    I hate to keep saying the same thing over and over, but the stimulus of low fed rates depends upon increasing debt levels. Investors don’t need as much debt to fuel investment, they just need more demand for their stuffs, and for the most party they have assets to fund those investments, so fed rates don’t have much to do with stimulus on this level anymore. Fed policy could be made potent again with a huge debt write-off, but that isn’t going to happen. Monetary base doesn’t mean much. It is just a measure of the flow of repayment. As debts have became more long term through long-term housing loans, student loans and long-term consumer debt (credit cards), monetary circulation has become much less relevant.

    Consumers that provide demand have too much debt as it is, so fed stimulus just can’t do much. Removing that stimulus can hurt, however.

    Certainly globalization is the biggest cause here, combined with its effect on domestic policy. Capitalists have always been in denial that government policies favoring the middle class are important for maintaining a healthy economy, and to a large degree they’ve successfully prevented policy that can help through arguments of competition. They’re winning the argument but we’re all losing.

  4. davidw says:

    At the risk of saying something everyone knows, employers should like to hire employees based on the real wage, not the nominal one. And employees also would like to be hired based on the real wage.

    So, the Philips curve really has nothing to do with ‘inflation’ – so long as employees and employers can act based on real wages.

    So, the Philips curve is really just a restatement of the IS-LM with wage adjustment. But this is consistent with any long run growth in the price level.
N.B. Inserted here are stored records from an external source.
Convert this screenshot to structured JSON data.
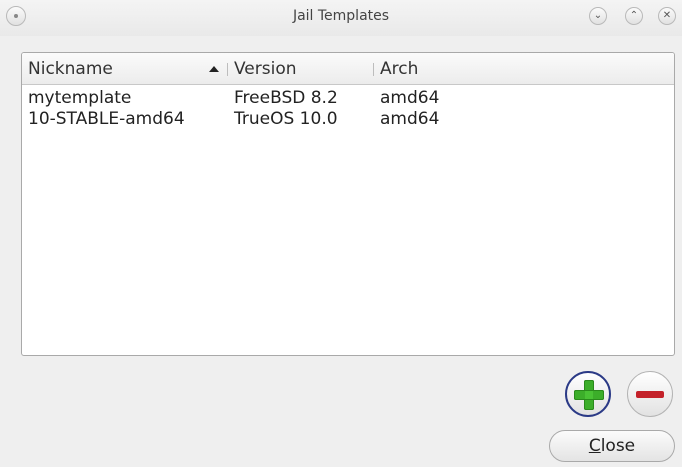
{
  "window": {
    "title": "Jail Templates",
    "controls": {
      "minimize_glyph": "⌄",
      "maximize_glyph": "⌃",
      "close_glyph": "✕"
    }
  },
  "table": {
    "columns": [
      "Nickname",
      "Version",
      "Arch"
    ],
    "sort_column": "Nickname",
    "sort_order": "ascending",
    "rows": [
      {
        "nickname": "mytemplate",
        "version": "FreeBSD 8.2",
        "arch": "amd64"
      },
      {
        "nickname": "10-STABLE-amd64",
        "version": "TrueOS 10.0",
        "arch": "amd64"
      }
    ]
  },
  "actions": {
    "add_icon": "plus-icon",
    "remove_icon": "minus-icon",
    "close_mnemonic": "C",
    "close_rest": "lose"
  },
  "colors": {
    "add_green": "#3cae2a",
    "remove_red": "#c4222a",
    "focus_ring": "#2b3a86"
  }
}
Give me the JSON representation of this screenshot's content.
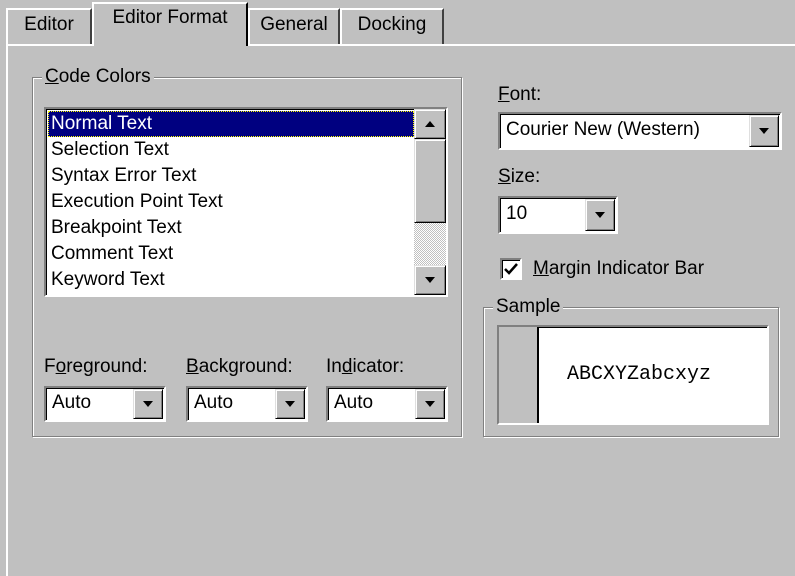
{
  "tabs": [
    {
      "label": "Editor"
    },
    {
      "label": "Editor Format",
      "active": true
    },
    {
      "label": "General"
    },
    {
      "label": "Docking"
    }
  ],
  "code_colors": {
    "legend_first": "C",
    "legend_rest": "ode Colors",
    "items": [
      {
        "label": "Normal Text",
        "selected": true
      },
      {
        "label": "Selection Text"
      },
      {
        "label": "Syntax Error Text"
      },
      {
        "label": "Execution Point Text"
      },
      {
        "label": "Breakpoint Text"
      },
      {
        "label": "Comment Text"
      },
      {
        "label": "Keyword Text"
      }
    ]
  },
  "foreground": {
    "label_pre": "F",
    "label_u": "o",
    "label_post": "reground:",
    "value": "Auto"
  },
  "background": {
    "label_pre": "",
    "label_u": "B",
    "label_post": "ackground:",
    "value": "Auto"
  },
  "indicator": {
    "label_pre": "In",
    "label_u": "d",
    "label_post": "icator:",
    "value": "Auto"
  },
  "font": {
    "label_u": "F",
    "label_post": "ont:",
    "value": "Courier New (Western)"
  },
  "size": {
    "label_u": "S",
    "label_post": "ize:",
    "value": "10"
  },
  "margin_bar": {
    "label_u": "M",
    "label_post": "argin Indicator Bar",
    "checked": true
  },
  "sample": {
    "legend": "Sample",
    "text": "ABCXYZabcxyz"
  },
  "colors": {
    "face": "#c0c0c0",
    "selection": "#000080",
    "window": "#ffffff"
  }
}
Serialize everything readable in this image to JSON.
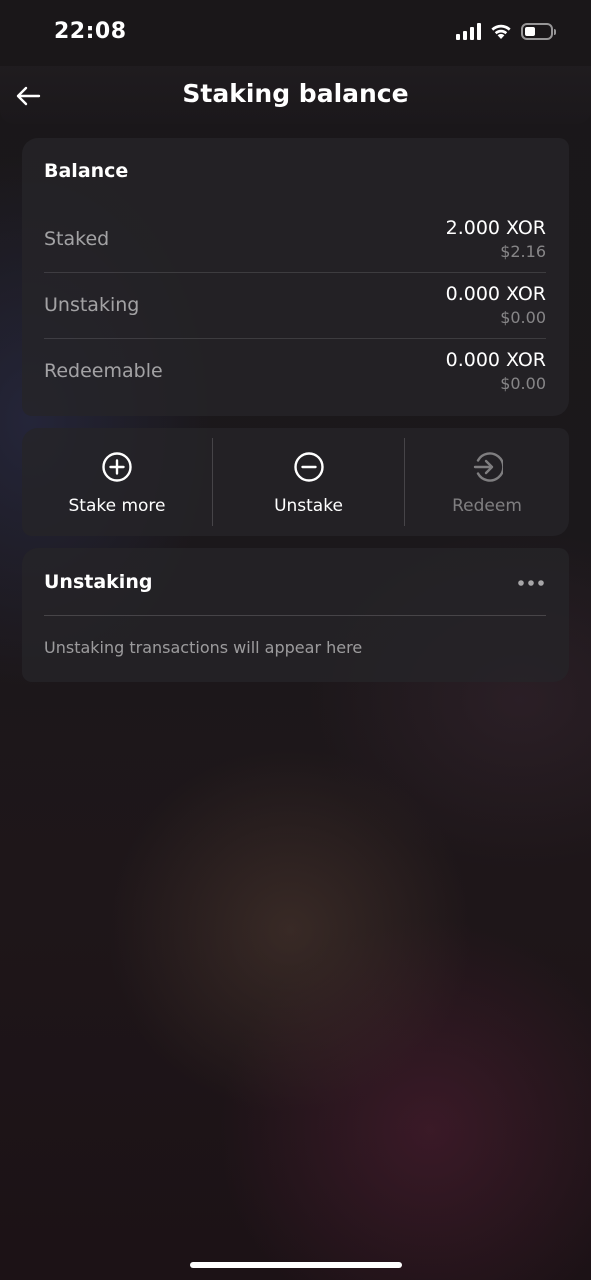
{
  "status_bar": {
    "time": "22:08",
    "battery_level": 0.4
  },
  "header": {
    "title": "Staking balance",
    "back_icon": "arrow-left-icon"
  },
  "balance": {
    "title": "Balance",
    "rows": [
      {
        "label": "Staked",
        "amount": "2.000 XOR",
        "fiat": "$2.16"
      },
      {
        "label": "Unstaking",
        "amount": "0.000 XOR",
        "fiat": "$0.00"
      },
      {
        "label": "Redeemable",
        "amount": "0.000 XOR",
        "fiat": "$0.00"
      }
    ]
  },
  "actions": [
    {
      "label": "Stake more",
      "icon": "plus-circle-icon",
      "enabled": true
    },
    {
      "label": "Unstake",
      "icon": "minus-circle-icon",
      "enabled": true
    },
    {
      "label": "Redeem",
      "icon": "arrow-right-circle-icon",
      "enabled": false
    }
  ],
  "unstaking": {
    "title": "Unstaking",
    "more_icon": "more-horizontal-icon",
    "empty_message": "Unstaking transactions will appear here"
  },
  "colors": {
    "background": "#1b181b",
    "card": "#262428",
    "text_primary": "#ffffff",
    "text_secondary": "#8e8c90"
  }
}
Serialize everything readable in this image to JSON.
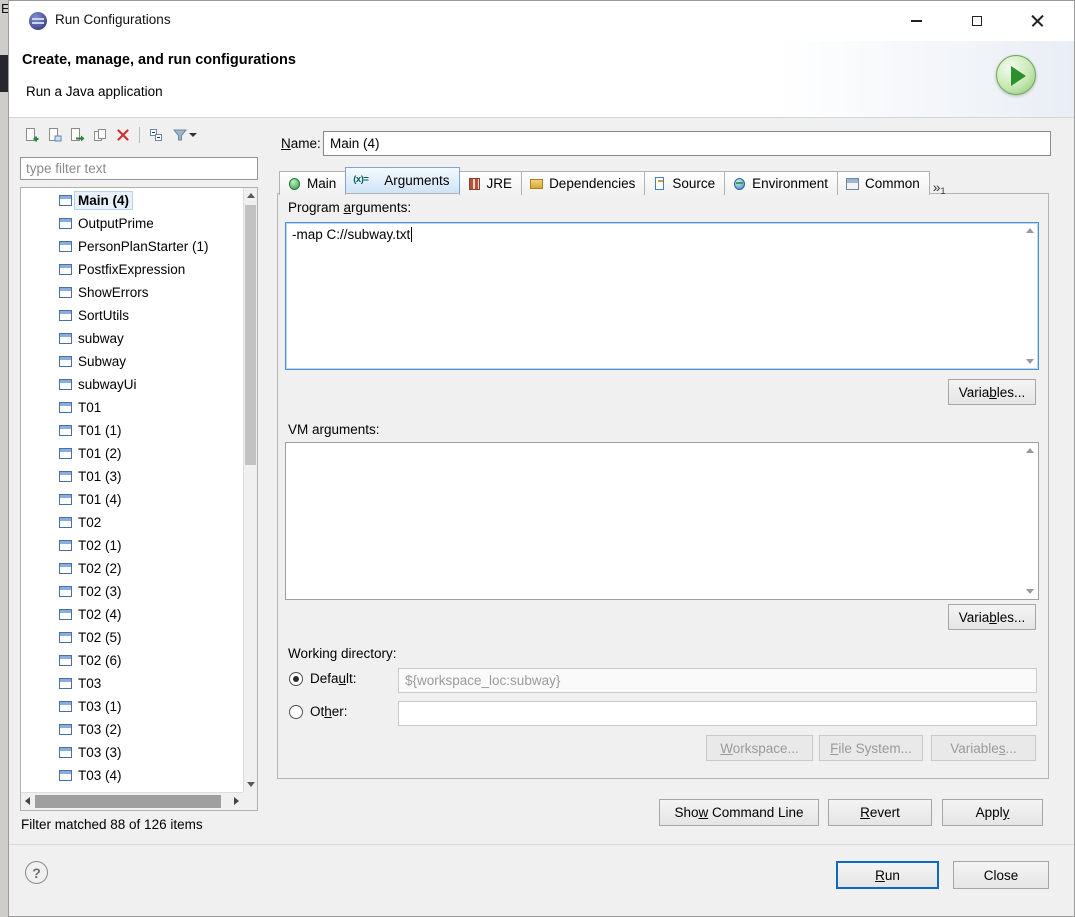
{
  "background_edge": {
    "text": "E"
  },
  "window": {
    "title": "Run Configurations"
  },
  "header": {
    "title": "Create, manage, and run configurations",
    "subtitle": "Run a Java application"
  },
  "left_panel": {
    "toolbar_icons": [
      "new-configuration",
      "new-prototype",
      "export",
      "duplicate",
      "delete",
      "collapse-all",
      "filter-menu"
    ],
    "filter_placeholder": "type filter text",
    "selected_index": 0,
    "tree_items": [
      "Main (4)",
      "OutputPrime",
      "PersonPlanStarter (1)",
      "PostfixExpression",
      "ShowErrors",
      "SortUtils",
      "subway",
      "Subway",
      "subwayUi",
      "T01",
      "T01 (1)",
      "T01 (2)",
      "T01 (3)",
      "T01 (4)",
      "T02",
      "T02 (1)",
      "T02 (2)",
      "T02 (3)",
      "T02 (4)",
      "T02 (5)",
      "T02 (6)",
      "T03",
      "T03 (1)",
      "T03 (2)",
      "T03 (3)",
      "T03 (4)"
    ],
    "status": "Filter matched 88 of 126 items"
  },
  "right_panel": {
    "name_label": {
      "text": "Name:",
      "u": 0
    },
    "name_value": "Main (4)",
    "tabs": [
      {
        "label": "Main",
        "icon": "main",
        "selected": false
      },
      {
        "label": "Arguments",
        "icon": "arguments",
        "selected": true
      },
      {
        "label": "JRE",
        "icon": "jre",
        "selected": false
      },
      {
        "label": "Dependencies",
        "icon": "dependencies",
        "selected": false
      },
      {
        "label": "Source",
        "icon": "source",
        "selected": false
      },
      {
        "label": "Environment",
        "icon": "environment",
        "selected": false
      },
      {
        "label": "Common",
        "icon": "common",
        "selected": false
      }
    ],
    "tab_overflow": {
      "chevron": "»",
      "count": "1"
    },
    "program_arguments": {
      "label": {
        "text": "Program arguments:",
        "u": 8
      },
      "value": "-map C://subway.txt",
      "variables_button": {
        "text": "Variables...",
        "u": 5
      }
    },
    "vm_arguments": {
      "label": {
        "text": "VM arguments:",
        "u": 5
      },
      "value": "",
      "variables_button": {
        "text": "Variables...",
        "u": 5
      }
    },
    "working_directory": {
      "label": "Working directory:",
      "default_radio": {
        "text": "Default:",
        "u": 4
      },
      "default_value": "${workspace_loc:subway}",
      "other_radio": {
        "text": "Other:",
        "u": 2
      },
      "other_value": "",
      "workspace_button": {
        "text": "Workspace...",
        "u": 0
      },
      "file_system_button": {
        "text": "File System...",
        "u": 0
      },
      "variables_button": {
        "text": "Variables...",
        "u": 8
      }
    },
    "actions": {
      "show_command_line": {
        "text": "Show Command Line",
        "u": 3
      },
      "revert": {
        "text": "Revert",
        "u": 0
      },
      "apply": {
        "text": "Apply",
        "u": 4
      }
    }
  },
  "footer": {
    "help_label": "?",
    "run_button": {
      "text": "Run",
      "u": 0
    },
    "close_label": "Close"
  }
}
  5. Dave says:

    Ok, today I identified the problem with capitalism and fiat currency with fractional reserves. The problem is that the fiat currency mimics capital, and everyone is fooled by it. See Delong’s blog.

    Ok, I should get a medal. It is that big a revelation. I’ll get no medal, perhaps my comments will be moderated. How many economists are there in the world? I’d accept a medal, but this will be considered understood. Did you understand it?

    Nobody did.